_What to do_
Below are the records; pull every line that includes "icon".

(Web page and app entries)
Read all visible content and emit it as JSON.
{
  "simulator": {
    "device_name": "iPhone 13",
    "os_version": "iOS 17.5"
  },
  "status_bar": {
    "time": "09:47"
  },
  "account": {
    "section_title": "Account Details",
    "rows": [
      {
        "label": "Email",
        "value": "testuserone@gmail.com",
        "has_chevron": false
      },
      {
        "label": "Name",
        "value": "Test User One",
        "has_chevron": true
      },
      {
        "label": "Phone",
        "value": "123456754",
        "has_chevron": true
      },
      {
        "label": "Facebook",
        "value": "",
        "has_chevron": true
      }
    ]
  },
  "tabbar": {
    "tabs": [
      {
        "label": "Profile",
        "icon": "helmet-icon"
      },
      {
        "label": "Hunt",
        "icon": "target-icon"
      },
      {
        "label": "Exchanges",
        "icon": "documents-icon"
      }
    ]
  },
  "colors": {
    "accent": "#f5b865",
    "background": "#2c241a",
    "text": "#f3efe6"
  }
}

_Expected output_
        "icon": "helmet-icon"
        "icon": "target-icon"
        "icon": "documents-icon"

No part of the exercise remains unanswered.